"Well you better...hey! What are you doing with Ma's yardstick?" asked Feeney.
"Well you better...hey! What are you doing with Ma's yardstick?" asked Feeney, his jaw sticking out like a cash register.
Certainly in the first sentence it's obvious that Feeney is unhappy, perhaps even angry, but in the second sentence he is indignant, even outraged. It's simple things like this that are often overlooked when writing for older readers that really make the pages come alive for middle grade readers.
These are few of my thoughts on writing chapter books for children. I
think my favorite quote, from the Russian writer Maxim Gorky says it
best, "You must write for children the same way you write for adults,
I'd like to thank Jo once again for having me on her blog. Make sure to pick up your copy of Lionel's Christmas Adventure, available now on Amazon in paperback or ebook.
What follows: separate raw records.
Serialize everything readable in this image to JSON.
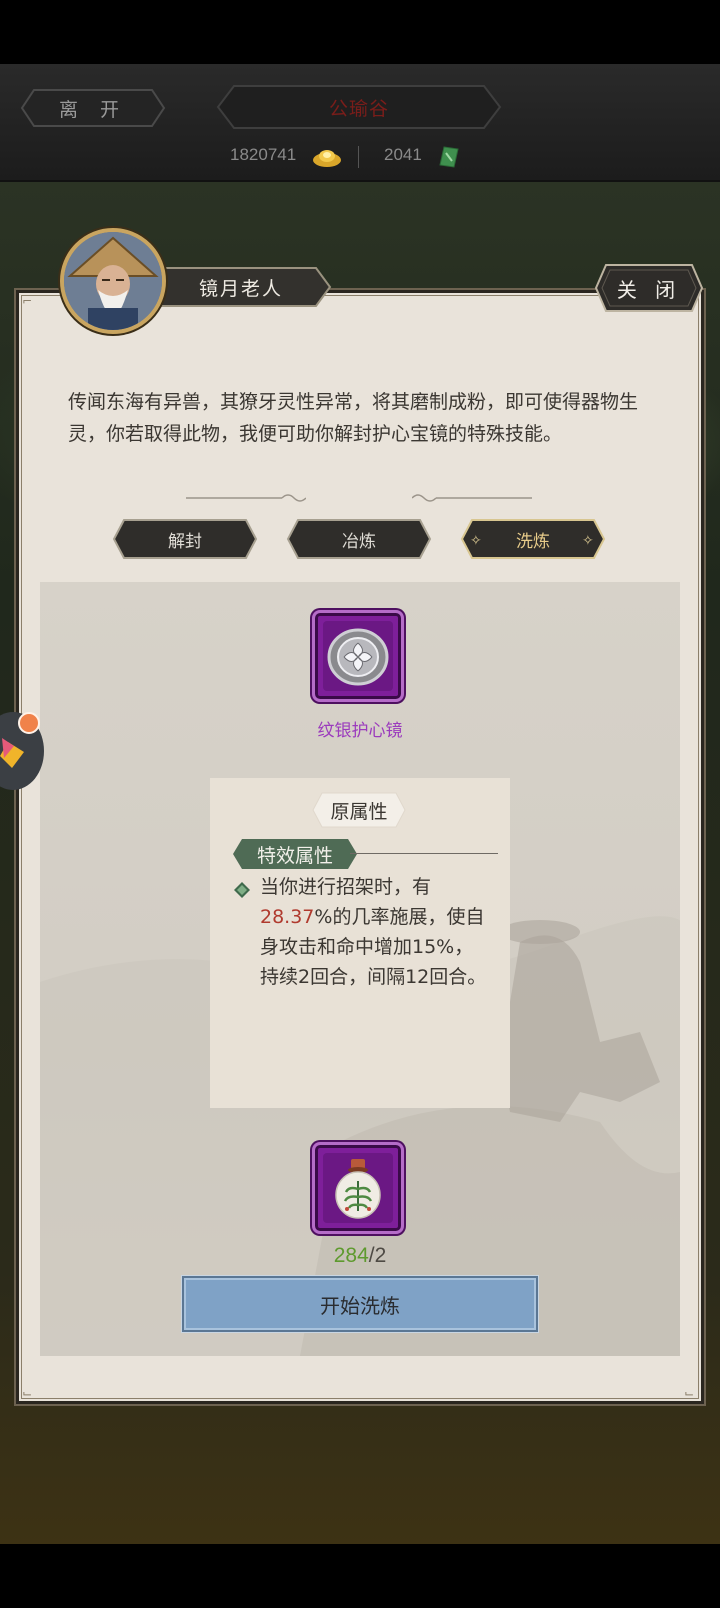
{
  "header": {
    "leave_label": "离 开",
    "location_title": "公瑜谷",
    "gold_amount": "1820741",
    "jade_amount": "2041",
    "gold_icon": "gold-ingot-icon",
    "jade_icon": "jade-icon"
  },
  "npc": {
    "name": "镜月老人",
    "avatar_icon": "old-man-portrait",
    "close_label": "关 闭",
    "dialogue": "传闻东海有异兽，其獠牙灵性异常，将其磨制成粉，即可使得器物生灵，你若取得此物，我便可助你解封护心宝镜的特殊技能。"
  },
  "tabs": [
    {
      "label": "解封",
      "selected": false
    },
    {
      "label": "冶炼",
      "selected": false
    },
    {
      "label": "洗炼",
      "selected": true
    }
  ],
  "equipment": {
    "name": "纹银护心镜",
    "icon": "silver-mirror-icon",
    "rarity_color": "#7e1f9a"
  },
  "attributes": {
    "section_title": "原属性",
    "tag": "特效属性",
    "text_before": "当你进行招架时，有",
    "chance": "28.37",
    "text_after": "%的几率施展，使自身攻击和命中增加15%，持续2回合，间隔12回合。"
  },
  "material": {
    "icon": "medicine-pouch-icon",
    "have": "284",
    "need": "/2"
  },
  "start_label": "开始洗炼",
  "colors": {
    "accent_purple": "#9b3bbd",
    "highlight_red": "#b03a2e",
    "count_green": "#5e9a2e",
    "button_blue": "#7fa2c6",
    "tag_green": "#4f6b55"
  }
}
If you haven't read any of Jo's books, make sure you take a look at them all here.
For more information about author Paul R. Hewlett click here. He co-authors a middlegrade/YA blog at SherAHart: My Written Art. Keep up with what's new on Lionel's Grand Adventure FB page.
My next stop on the tour is tomorrow at Kindle Book Promos. Now onto the giveaway. As a thank you to the reader's, I'm giving away a
$25 Amazon gift card and 3-pack of my ebooks. Be sure to leave a comment!
a Rafflecopter giveaway
I hope you've all enjoyed this post! Thank you, Paul, for coming by and giving us a guest post talking about your books AND for the lovely giveaway!
Well, that's all for today, folks! Until next time, WRITE ON!